When I was a little girl, the youngest of four daughters, our Christmases were large and lavish. We liked to put our tree up during the first week of December. As soon as the decorating was done and the colored lights illuminated, we placed dozens of presents under the evergreen branches. As the days ticked off to December 25th, the pile of presents spread in an ever-widening ring, burying the living room rug under a sea of red, green, and gold packages.

One Christmas morning, my sisters and I ran downstairs to discover that, in addition to the bulging stockings, Santa had left us a complete play kitchen with a miniature refrigerator oven and a sink that had actual running water! In the mid-sixties, this was nothing short of miraculous. My sisters and I were the envy of the neighborhood.

But, a few months later, my parents separated, and my mother told me they were getting a divorce. When I was older, I learned that our family business had gone under at about the same time.

Our world changed overnight. My mother, who had been going to college part-time, increased her course load, wanting to finish her degree as quickly as possible so she could get a job that would support us. But we needed money now, so Mom also took a night job in a bookstore. Babysitters were expensive, so I’d spend my afternoons at the bookstore sitting cross-legged on the floor in the children’s section, quietly reading book after book while my mother waited on customers.

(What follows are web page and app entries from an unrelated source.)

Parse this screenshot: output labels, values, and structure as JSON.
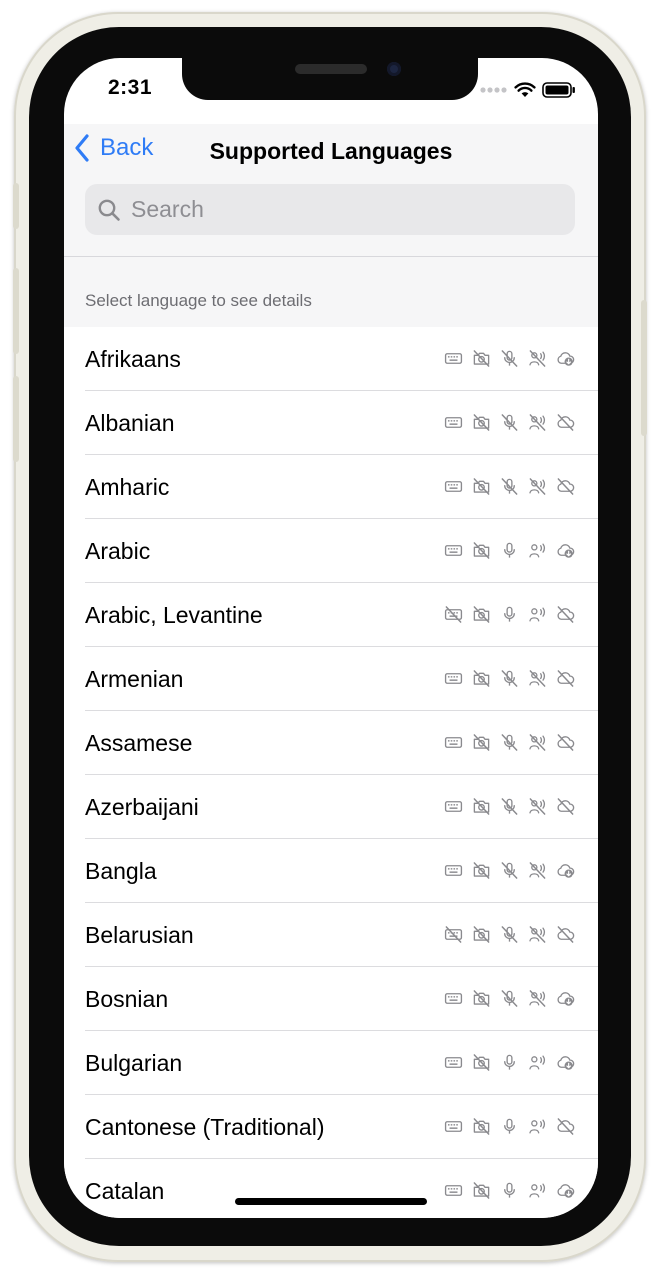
{
  "status_bar": {
    "time": "2:31"
  },
  "nav": {
    "back_label": "Back",
    "title": "Supported Languages"
  },
  "search": {
    "placeholder": "Search",
    "value": ""
  },
  "section_header": "Select language to see details",
  "feature_icons": [
    "keyboard-icon",
    "camera-icon",
    "microphone-icon",
    "speech-icon",
    "cloud-download-icon"
  ],
  "languages": [
    {
      "name": "Afrikaans",
      "keyboard": true,
      "camera": false,
      "mic": false,
      "speech": false,
      "download": true
    },
    {
      "name": "Albanian",
      "keyboard": true,
      "camera": false,
      "mic": false,
      "speech": false,
      "download": false
    },
    {
      "name": "Amharic",
      "keyboard": true,
      "camera": false,
      "mic": false,
      "speech": false,
      "download": false
    },
    {
      "name": "Arabic",
      "keyboard": true,
      "camera": false,
      "mic": true,
      "speech": true,
      "download": true
    },
    {
      "name": "Arabic, Levantine",
      "keyboard": false,
      "camera": false,
      "mic": true,
      "speech": true,
      "download": false
    },
    {
      "name": "Armenian",
      "keyboard": true,
      "camera": false,
      "mic": false,
      "speech": false,
      "download": false
    },
    {
      "name": "Assamese",
      "keyboard": true,
      "camera": false,
      "mic": false,
      "speech": false,
      "download": false
    },
    {
      "name": "Azerbaijani",
      "keyboard": true,
      "camera": false,
      "mic": false,
      "speech": false,
      "download": false
    },
    {
      "name": "Bangla",
      "keyboard": true,
      "camera": false,
      "mic": false,
      "speech": false,
      "download": true
    },
    {
      "name": "Belarusian",
      "keyboard": false,
      "camera": false,
      "mic": false,
      "speech": false,
      "download": false
    },
    {
      "name": "Bosnian",
      "keyboard": true,
      "camera": false,
      "mic": false,
      "speech": false,
      "download": true
    },
    {
      "name": "Bulgarian",
      "keyboard": true,
      "camera": false,
      "mic": true,
      "speech": true,
      "download": true
    },
    {
      "name": "Cantonese (Traditional)",
      "keyboard": true,
      "camera": false,
      "mic": true,
      "speech": true,
      "download": false
    },
    {
      "name": "Catalan",
      "keyboard": true,
      "camera": false,
      "mic": true,
      "speech": true,
      "download": true
    }
  ],
  "colors": {
    "accent": "#2f7cf6",
    "icon": "#8a8a8e",
    "nav_bg": "#f6f6f7",
    "frame": "#efeee6"
  }
}
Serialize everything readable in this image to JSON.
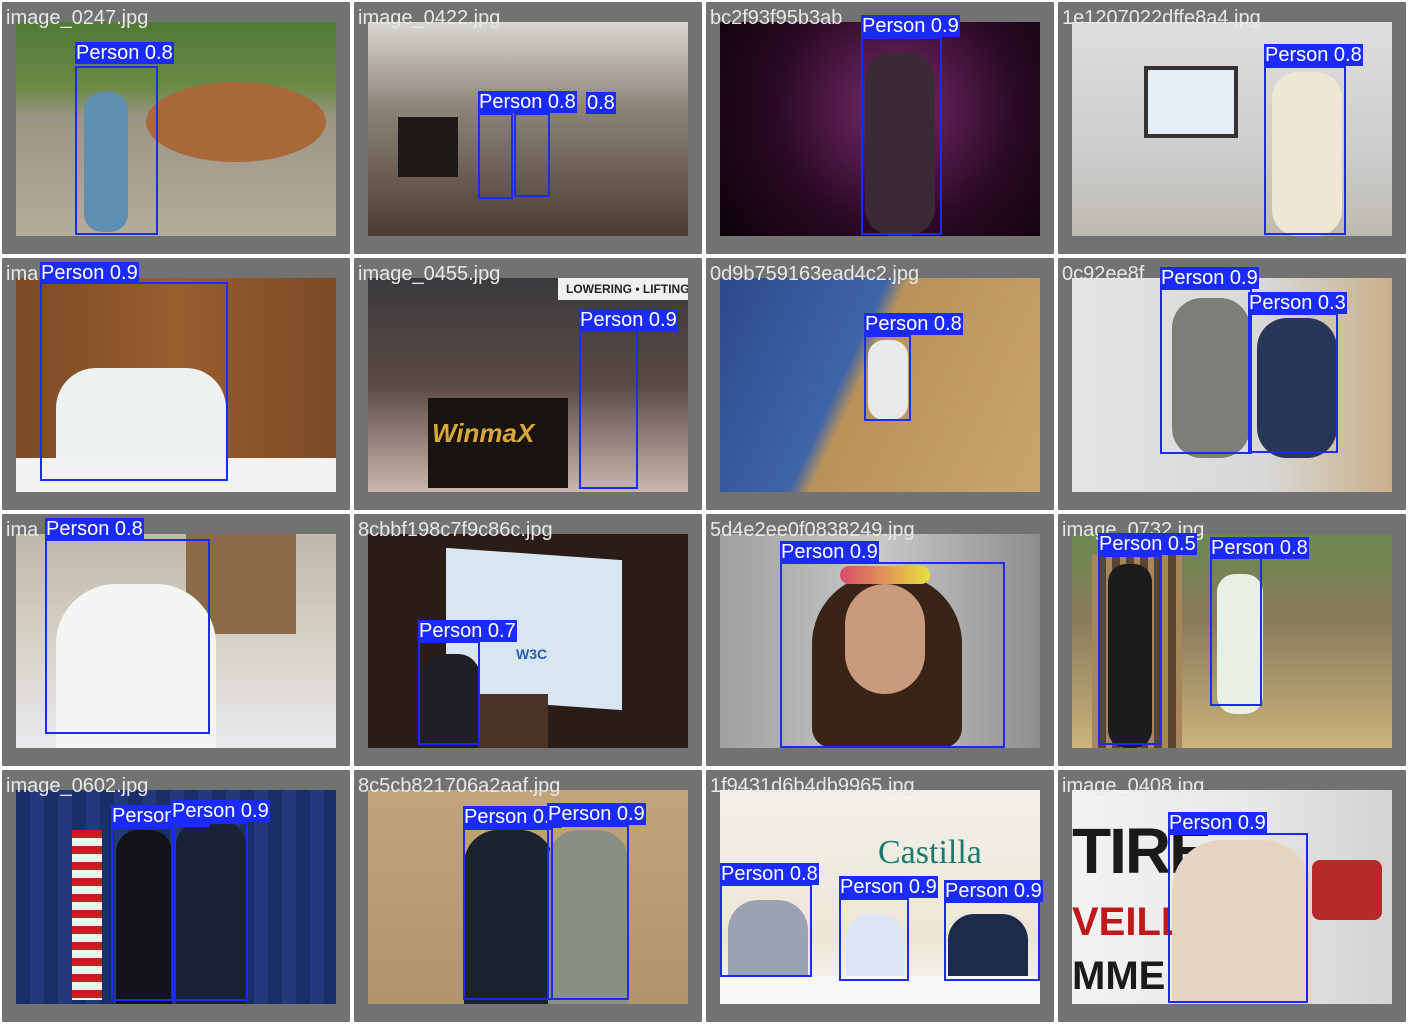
{
  "grid": {
    "tiles": [
      {
        "filename": "image_0247.jpg",
        "detections": [
          {
            "label": "Person 0.8"
          }
        ]
      },
      {
        "filename": "image_0422.jpg",
        "detections": [
          {
            "label": "Person 0.8"
          },
          {
            "label": "0.8"
          }
        ]
      },
      {
        "filename": "bc2f93f95b3ab",
        "detections": [
          {
            "label": "Person 0.9"
          }
        ]
      },
      {
        "filename": "1e1207022dffe8a4.jpg",
        "detections": [
          {
            "label": "Person 0.8"
          }
        ]
      },
      {
        "filename": "ima",
        "detections": [
          {
            "label": "Person 0.9"
          }
        ]
      },
      {
        "filename": "image_0455.jpg",
        "detections": [
          {
            "label": "Person 0.9"
          }
        ]
      },
      {
        "filename": "0d9b759163ead4c2.jpg",
        "detections": [
          {
            "label": "Person 0.8"
          }
        ]
      },
      {
        "filename": "0c92ee8f",
        "detections": [
          {
            "label": "Person 0.9"
          },
          {
            "label": "Person 0.3"
          }
        ]
      },
      {
        "filename": "ima",
        "detections": [
          {
            "label": "Person 0.8"
          }
        ]
      },
      {
        "filename": "8cbbf198c7f9c86c.jpg",
        "detections": [
          {
            "label": "Person 0.7"
          }
        ]
      },
      {
        "filename": "5d4e2ee0f0838249.jpg",
        "detections": [
          {
            "label": "Person 0.9"
          }
        ]
      },
      {
        "filename": "image_0732.jpg",
        "detections": [
          {
            "label": "Person 0.5"
          },
          {
            "label": "Person 0.8"
          }
        ]
      },
      {
        "filename": "image_0602.jpg",
        "detections": [
          {
            "label": "Person 0.9"
          },
          {
            "label": "Person 0.9"
          }
        ]
      },
      {
        "filename": "8c5cb821706a2aaf.jpg",
        "detections": [
          {
            "label": "Person 0.9"
          },
          {
            "label": "Person 0.9"
          }
        ]
      },
      {
        "filename": "1f9431d6b4db9965.jpg",
        "detections": [
          {
            "label": "Person 0.8"
          },
          {
            "label": "Person 0.9"
          },
          {
            "label": "Person 0.9"
          }
        ]
      },
      {
        "filename": "image_0408.jpg",
        "detections": [
          {
            "label": "Person 0.9"
          }
        ]
      }
    ]
  },
  "colors": {
    "box": "#1b2bff",
    "tile_bg": "#727272",
    "page_bg": "#ffffff"
  },
  "scene_text": {
    "winmax_sign": "WinmaX",
    "lowering_banner": "LOWERING • LIFTING",
    "castilla_sign": "Castilla",
    "w3c_logo": "W3C",
    "tire_sign": "TIRE",
    "veill_sign": "VEILL",
    "mme_sign": "MME"
  }
}
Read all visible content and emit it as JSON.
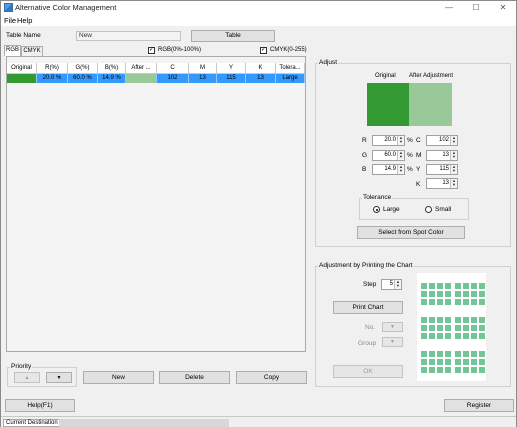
{
  "window": {
    "title": "Alternative Color Management",
    "controls": {
      "minimize": "—",
      "maximize": "☐",
      "close": "✕"
    }
  },
  "menu": [
    "File",
    "Help"
  ],
  "table_name": {
    "label": "Table Name",
    "value": "New",
    "table_button": "Table"
  },
  "tabs": [
    "RGB",
    "CMYK"
  ],
  "checkboxes": {
    "rgb": "RGB(0%-100%)",
    "cmyk": "CMYK(0-255)",
    "rgb_checked": true,
    "cmyk_checked": true
  },
  "table": {
    "headers": [
      "Original",
      "R(%)",
      "G(%)",
      "B(%)",
      "After ...",
      "C",
      "M",
      "Y",
      "K",
      "Tolera..."
    ],
    "rows": [
      {
        "original_color": "#339933",
        "r": "20.0 %",
        "g": "60.0 %",
        "b": "14.9 %",
        "after_color": "#99c899",
        "c": "102",
        "m": "13",
        "y": "115",
        "k": "13",
        "tolerance": "Large"
      }
    ]
  },
  "priority": {
    "label": "Priority",
    "up": "▲",
    "down": "▼"
  },
  "actions": {
    "new": "New",
    "delete": "Delete",
    "copy": "Copy"
  },
  "adjust": {
    "label": "Adjust",
    "original_label": "Original",
    "after_label": "After Adjustment",
    "original_color": "#339933",
    "after_color": "#99c899",
    "fields": {
      "r": {
        "label": "R",
        "value": "20.0",
        "unit": "%"
      },
      "g": {
        "label": "G",
        "value": "60.0",
        "unit": "%"
      },
      "b": {
        "label": "B",
        "value": "14.9",
        "unit": "%"
      },
      "c": {
        "label": "C",
        "value": "102"
      },
      "m": {
        "label": "M",
        "value": "13"
      },
      "y": {
        "label": "Y",
        "value": "115"
      },
      "k": {
        "label": "K",
        "value": "13"
      }
    },
    "tolerance": {
      "label": "Tolerance",
      "large": "Large",
      "small": "Small",
      "selected": "Large"
    },
    "spot_button": "Select from Spot Color"
  },
  "chart_adjust": {
    "label": "Adjustment by Printing the Chart",
    "step_label": "Step",
    "step_value": "5",
    "print_button": "Print Chart",
    "no_label": "No.",
    "group_label": "Group",
    "ok_button": "OK",
    "chart_color": "#72c596"
  },
  "footer": {
    "help": "Help(F1)",
    "register": "Register"
  },
  "status": {
    "label": "Current Destination"
  }
}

My favorite volume was a beautiful hardbound copy of THE WONDERFUL WIZARD OF OZ, printed on thick, creamy paper with exquisite colored illustrations. The reading level was beyond me, but that didn’t matter. I loved that book. The vivid illustrations provided good clues as to the plot. Even so, I wished my mom could sit down and read it to me. But I knew she didn’t have time for that or money enough to buy the book so we could read it at home. Young as I was, I understood that money was tight.

When Christmas came, there was no mountain of gifts spilling out from under the tree branches. We did have presents, but they were few and modest, and opening them without my dad felt strange. My mother gave me two gifts that year, a round cardboard box containing one hundred crayons and, yes, that beautiful edition of THE WONDERFUL WIZARD OF OZ. After opening it, I danced around the tree for joy, holding the book over my head like a trophy.

Mom started to cry. I stopped dancing and stared at her. My sisters stared, too. We’d never seen anyone cry on Christmas. Christmas was supposed to be the highlight of the year. It always had been before.

Sniffling and wiping away tears, Mom apologized. “I just feel bad. I tried my best but I couldn’t afford much Christmas this year. I’m sorry. I know you must be disappointed. You don’t have to pretend.”

But I wasn’t pretending. Ten running-water play kitchens couldn’t have delighted me more than that book. I tried to explain that to my mother.

I don’t remember exactly what I said but I do remember that she stopped crying. And I do remember bringing Mom my book and asking her to read to me.

And I remember that Christmas, sitting on my mother’s lap, turning the pages as she read and, together, we left the world of broken dreams and empty promises, and traveled down the yellow brick road to the wonderful land of Oz.

-- Marie Bostwick

Stop by later today as Mary Burton tells us how a few books on a cold December 25th changed her life and launched her into the world of writing.